I enjoyed the way even the film’s directing, editing and writing took into account the generational approach. “ADD editing,” big explosions, quick-talking and too-smart-for-their-own-good exchanges, an actual “girl of your dreams” coming into your life, and even dreams and reality sometimes melding into one. I especially likes the scenes of Scott and Ramona on their first date: a certain innocence and sweetness to it, somehow “too perfect” for its own good. I also loved the characters, especially the minor characters like Scott’s sister, Stacey, played (wonderfully as always) by Anna Kendrick.
I approached Scott Pilgrim with skepticism, but when I looked back on it and thought of it metaphorically, it made perfect sense to me. The film allows Scott to get thrown into a wall, or allows one of the exes to have psychic powers or super speed, because the film looks at life through the lens of a 22-year-old raised on video games and media. How does someone in a relationship deal with past relationships? What happens when the “honeymoon period” ends? How does someone overcome the burdens of one’s past in order to move on into the future with someone else? The media of our world offers a lens through which we can look: each new level of the relationship is like a level of a video game, and each bump in the road (the exes, in this case) are the bosses. The reward (outside of the points or 1-ups) is a better understanding of who your partner is.

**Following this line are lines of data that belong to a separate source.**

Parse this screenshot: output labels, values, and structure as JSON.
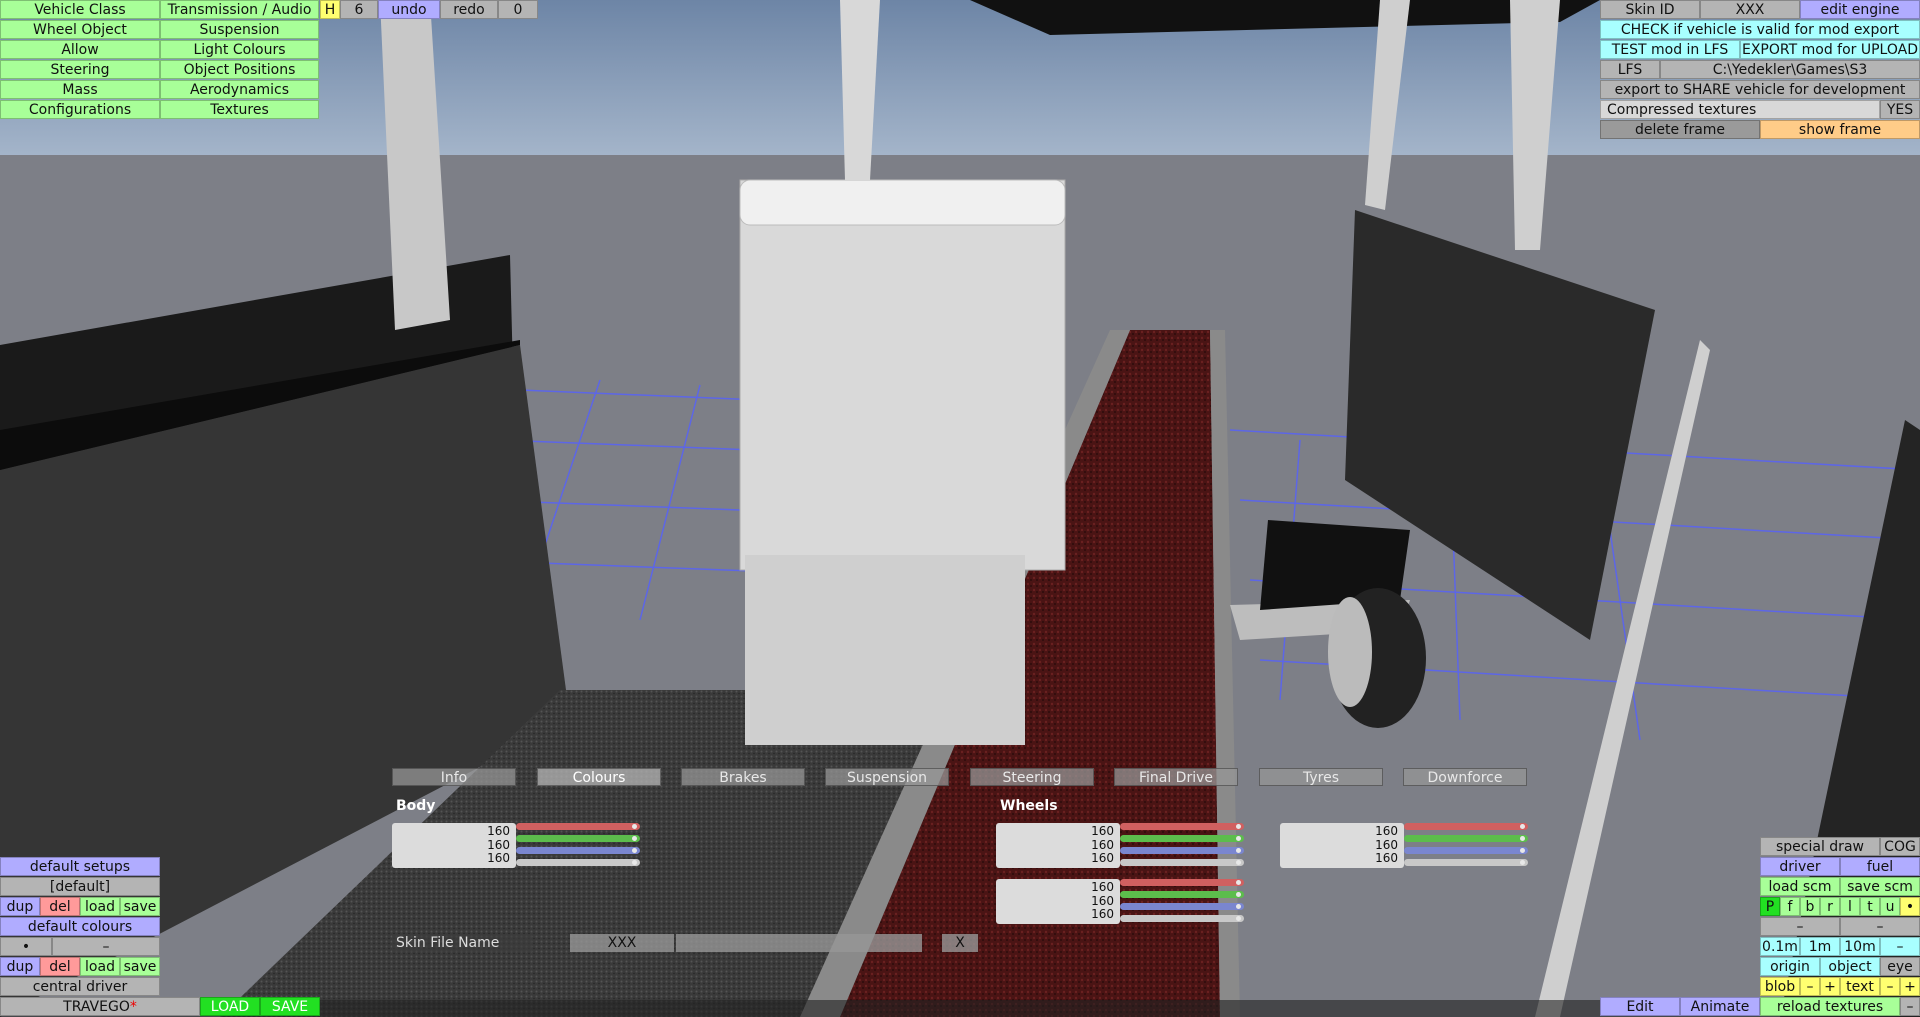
{
  "top_left_menu": {
    "col1": [
      "Vehicle Class",
      "Wheel Object",
      "Allow",
      "Steering",
      "Mass",
      "Configurations"
    ],
    "col2": [
      "Transmission / Audio",
      "Suspension",
      "Light Colours",
      "Object Positions",
      "Aerodynamics",
      "Textures"
    ]
  },
  "history": {
    "h": "H",
    "count": "6",
    "undo": "undo",
    "redo": "redo",
    "redo_count": "0"
  },
  "top_right": {
    "skin_id_label": "Skin ID",
    "skin_id_value": "XXX",
    "edit_engine": "edit engine",
    "check_valid": "CHECK if vehicle is valid for mod export",
    "test_mod": "TEST mod in LFS",
    "export_upload": "EXPORT mod for UPLOAD",
    "lfs_label": "LFS",
    "lfs_path": "C:\\Yedekler\\Games\\S3",
    "export_share": "export to SHARE vehicle for development",
    "compressed_label": "Compressed textures",
    "compressed_value": "YES",
    "delete_frame": "delete frame",
    "show_frame": "show frame"
  },
  "tabs": [
    {
      "label": "Info",
      "active": false
    },
    {
      "label": "Colours",
      "active": true
    },
    {
      "label": "Brakes",
      "active": false
    },
    {
      "label": "Suspension",
      "active": false
    },
    {
      "label": "Steering",
      "active": false
    },
    {
      "label": "Final Drive",
      "active": false
    },
    {
      "label": "Tyres",
      "active": false
    },
    {
      "label": "Downforce",
      "active": false
    }
  ],
  "colours": {
    "body_title": "Body",
    "wheels_title": "Wheels",
    "body": [
      "160",
      "160",
      "160"
    ],
    "wheels_a": [
      "160",
      "160",
      "160"
    ],
    "wheels_b": [
      "160",
      "160",
      "160"
    ],
    "extra": [
      "160",
      "160",
      "160"
    ]
  },
  "skin_file": {
    "label": "Skin File Name",
    "value": "XXX",
    "clear": "X"
  },
  "bottom_left": {
    "default_setups": "default setups",
    "setup_value": "[default]",
    "dup": "dup",
    "del": "del",
    "load": "load",
    "save": "save",
    "default_colours": "default colours",
    "dot": "•",
    "dash": "–",
    "central_driver": "central driver",
    "vehicle_name": "TRAVEGO",
    "modified_mark": "*",
    "load_big": "LOAD",
    "save_big": "SAVE"
  },
  "bottom_right": {
    "special_draw": "special draw",
    "cog": "COG",
    "driver": "driver",
    "fuel": "fuel",
    "load_scm": "load scm",
    "save_scm": "save scm",
    "view_letters": [
      "P",
      "f",
      "b",
      "r",
      "l",
      "t",
      "u",
      "•"
    ],
    "minus_a": "–",
    "minus_b": "–",
    "steps": [
      "0.1m",
      "1m",
      "10m",
      "–"
    ],
    "origin": "origin",
    "object": "object",
    "eye": "eye",
    "blob": "blob",
    "blob_minus": "–",
    "blob_plus": "+",
    "text": "text",
    "text_minus": "–",
    "text_plus": "+",
    "edit": "Edit",
    "animate": "Animate",
    "reload_textures": "reload textures",
    "end_minus": "–"
  },
  "colors": {
    "menu_green": "#a8ff98",
    "accent_blue": "#b0acff",
    "accent_cyan": "#a8ffff",
    "accent_yellow": "#ffff70"
  }
}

Some may consider this outlook to be childish, or immature, but I’m not so sure. Scott obviously has social insecurities, and insecurities about life. He also has major insecurities about his biggest past relationship, which he has a huge problem dealing with. He deals with life differently than is traditionally thought, but that doesn’t make it wrong. It’s different. If our generation defines itself in a way separate from that of our parents, it seems to me that different is definitely it. Different how? I don’t know. In many ways, we’re still trying to define ourselves. Scott’s trying to define himself, and find out who he is. And he does it in a way that his generation can understand. For those outside of it, I think the film offers insight into the way we think and approach life. It’s not a perfect approach, but whose is?